Reporting from Juneau, Alaska — The outcome of the U.S. Senate race in Alaska may well turn on a legal standard established by a state election so hotly contested it was eventually decided by a coin toss.
After a recount, two lawsuits and much hand-wringing, the 2006 balloting was still a tie. But despite the coin-flip ending, the case firmly established the state's approach in deciding disputed write-in ballots. "We have consistently emphasized the importance of voter intent," a court ruled.
In the current race between Republican Joe Miller and write-in candidate Lisa Murkowski, the Republican incumbent, legal experts say that Miller will probably have a hard time disputing write-in ballots just because of slight misspellings.
State courts across the country since the 19th century have adopted a similar "voter intent" standard, said Richard Winger, editor of the election law journal Ballot Access News.
"I am not aware of any state that says write-ins can't be counted unless the spelling is perfect," he said.
Facing almost certain defeat in Alaska courts — the state Supreme Court last week reiterated the voter intent standard — the Miller campaign has filed a federal lawsuit.
Miller is alleging that state officials are violating the U.S. Constitution's elections clause, as well as the equal protection clause of the 14th Amendment, by allowing the Division of Elections leeway to count ballots with derivations such as "Murkowsky" and "Morkowksy."
At issue is what appears to be a specific state law requiring that write-in ballots must have "the name as it appears on the write-in declaration of candidacy of the candidate, or the last name of the candidate." There can be "no exceptions" to this requirement, the law states.
In papers filed with the federal court, Miller attorney Thomas Van Flein argues that there's little room for state officials to exert their own interpretations.
Furthermore, the U.S. Supreme Court, in the 2000 case Bush vs. Gore, requires states to establish "specific standards" and "uniform rules," Van Flein argues.
"Rather than implementing the clear, specific and uniform standards for counting write-in votes set forth in Alaska [law], defendants and their counting boards apparently will be attempting to divine for themselves the 'intent of the voter' based on vague, amorphous, subjective — and unspecified — criteria," the Miller complaint said.
"This quixotic quest will result in the arbitrary and disparate treatment of write-in ballots in clear violation of the U.S. Constitution," the complaint added.
On one hand, several legal scholars said, Alaska's statute is one of the most exacting in the country.
"The statute does call for what we would call strict compliance.

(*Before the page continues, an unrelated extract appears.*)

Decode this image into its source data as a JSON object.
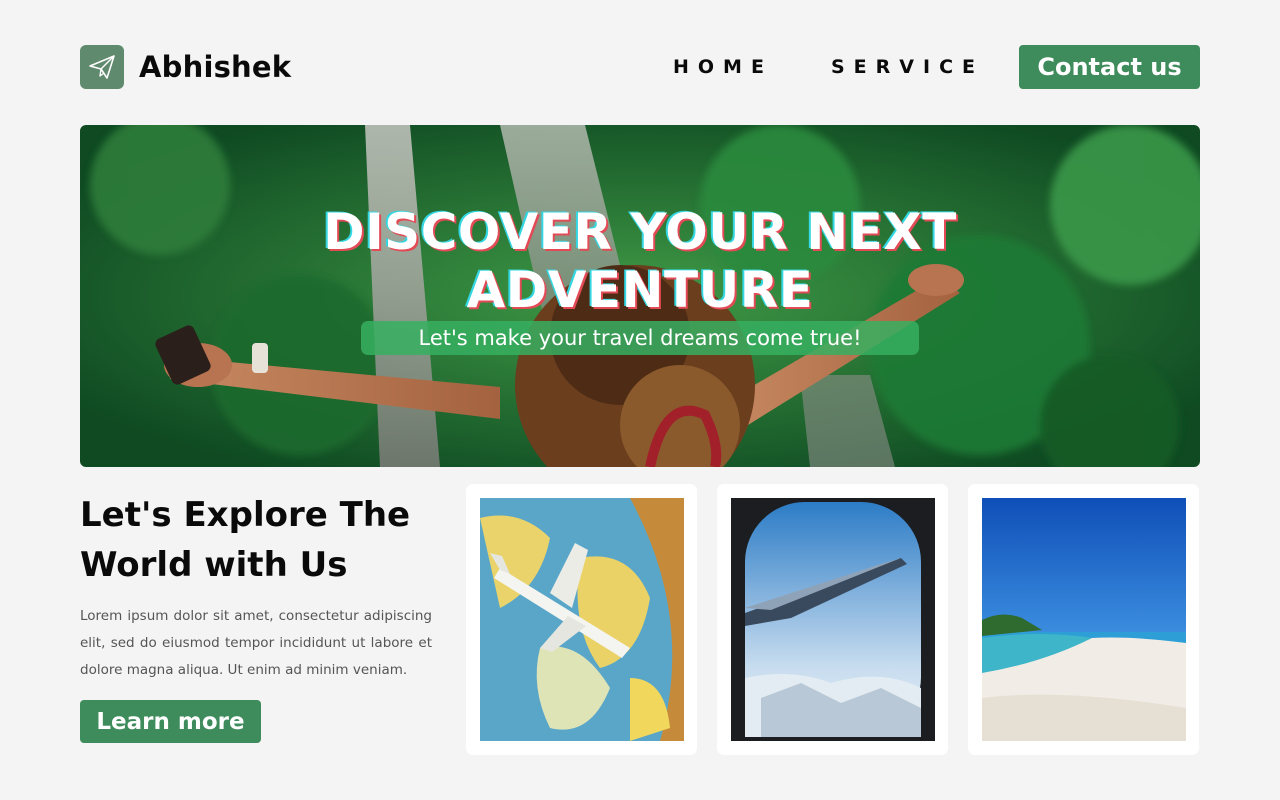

It says it's mandatory, and there are no exceptions," said Edward Foley, director of the election law program at Ohio State University law school.
But, he added, "The statute doesn't say a voter must spell it absolutely correctly, with not a single letter wrong."
On the other hand, the law allows voters to simply write the last name of the candidate, apparently allowing some variations, argued Daniel Lowenstein, professor of law and a specialist in election law at UCLA.
"I went through several alternative ways of interpreting the statute, and the only one that made sense is one that would allow a little bit of leeway," he said.
The fact that the Miller suit was filed in federal court could mean the issue gets resolved swiftly — many analysts believe the court will decide it has no jurisdiction because matters of election law have historically been left up to the states. The state has filed a motion to dismiss the case, in part on those grounds.
"The questions that are being asked are pure questions of state law," said Benjamin Ginsberg, a legal consultant for the Murkowski campaign who was a top lawyer for the Bush-Cheney campaign during the 2000 Florida count.
The Miller campaign's argument that the Constitution's election clause doesn't allow state administrative officials to deviate from the "no exceptions" state law also could have difficulty getting traction, some analysts said.
"It would mean that election officials could never create rules for implementing legislative statutes," said Richard Hasen, Loyola Law School professor and co-editor of the Election Law Journal.
Moreover, he said, a decision to suddenly abandon the state's voter intent standard could create a new problem for the state under the U.S. Constitution's requirements for due process.
In Juneau, one of the big questions is whether the legal wrangling will matter: Murkowski is still gaining 89% of the write-in ballots with no dispute, meaning the math, if not the law, is trending heavily her way.
That has been one of the biggest surprises of the count — the accuracy of the write-ins — and could be decisive, many analysts said.
More mistakes "would naturally have put more ballots in play," Ginsberg said. "It would have been a different ballgame if this had been a lot of random writing."